There are a lot of us out there – the lapsed swimmers. Former club and college swimmers who burned out after all those years of before-dawn practices, missed social opportunities, dry skin, enormous appetites, and general exhaustion. We walk away from the pool that last time, thinking “thank God that’s over.” We’ll never go back to kick sets or goggle marks, suit hickies or bashed in fingers from your paddle-wearing lane mate with the wingspan of a California condor. No more coaches hollering at us from the deck, and no more lungs burning from devilish hypoxic sets.
But for many of us, as we go about our daily lives at work and at home, the call of the chlorine is too much to resist. Before we know it, the pull of a former addiction has overcome us, and we’ve drifted mindlessly back to our old ways. If you’re afraid that you may have a problem and that you’ve been sucked back into the deep end of a lap pool, here are a few warning signs to look for:
- Your chlorine reddened eyes cause your boss to ask oblique yet probing questions about your feelings towards recreational drug use.
- The person in the airplane seat next to you idly wonders who got carried away with the bleach on their last load of whites
- You start digging up old meet results to see exactly what your splits were in your best events. Not that you’re comparing.
- The guy you’re dating casually sends you an email with links to chlorine removal products for hair and skin
- Your coordination returns to aquatic-based default settings; i.e., you bounce off of doorframes, run into corners of desks, trip over trash cans, and walk into plate glass windows (this didn’t actually happened to me recently. Please ignore the swollen lip and bruised ego…they aren’t relevant here.)
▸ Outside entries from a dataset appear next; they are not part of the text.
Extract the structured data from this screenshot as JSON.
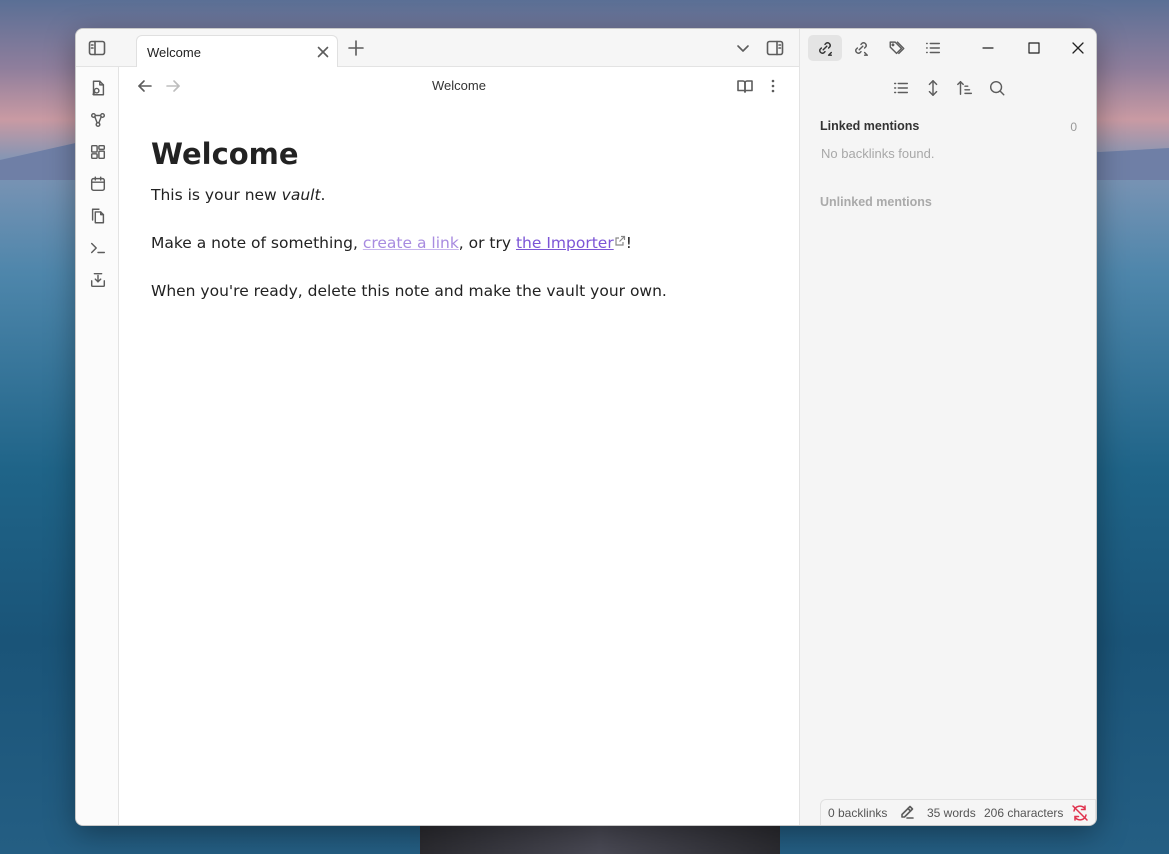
{
  "tabs": [
    {
      "title": "Welcome"
    }
  ],
  "editor": {
    "view_title": "Welcome",
    "heading": "Welcome",
    "p1_text": "This is your new ",
    "p1_em": "vault",
    "p1_end": ".",
    "p2_start": "Make a note of something, ",
    "p2_internal_link": "create a link",
    "p2_mid": ", or try ",
    "p2_external_link": "the Importer",
    "p2_end": "!",
    "p3": "When you're ready, delete this note and make the vault your own."
  },
  "backlinks_panel": {
    "linked_title": "Linked mentions",
    "linked_count": "0",
    "linked_empty": "No backlinks found.",
    "unlinked_title": "Unlinked mentions"
  },
  "statusbar": {
    "backlinks": "0 backlinks",
    "words": "35 words",
    "characters": "206 characters"
  },
  "icons": {
    "ribbon": [
      "switcher-icon",
      "graph-icon",
      "canvas-icon",
      "daily-note-icon",
      "templates-icon",
      "command-palette-icon",
      "importer-icon"
    ],
    "right_tabs": [
      "backlinks-icon",
      "outgoing-links-icon",
      "tags-icon",
      "outline-icon"
    ]
  },
  "colors": {
    "accent": "#7c55d6",
    "internal_link": "#a88be0",
    "sync_error": "#e0334e"
  }
}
If any of these sound like you, I’d like to say there’s help out there for your recovery, but honestly, I can’t be bothered to help you find it. I have to go to bed early so I can get up before dawn to go swim.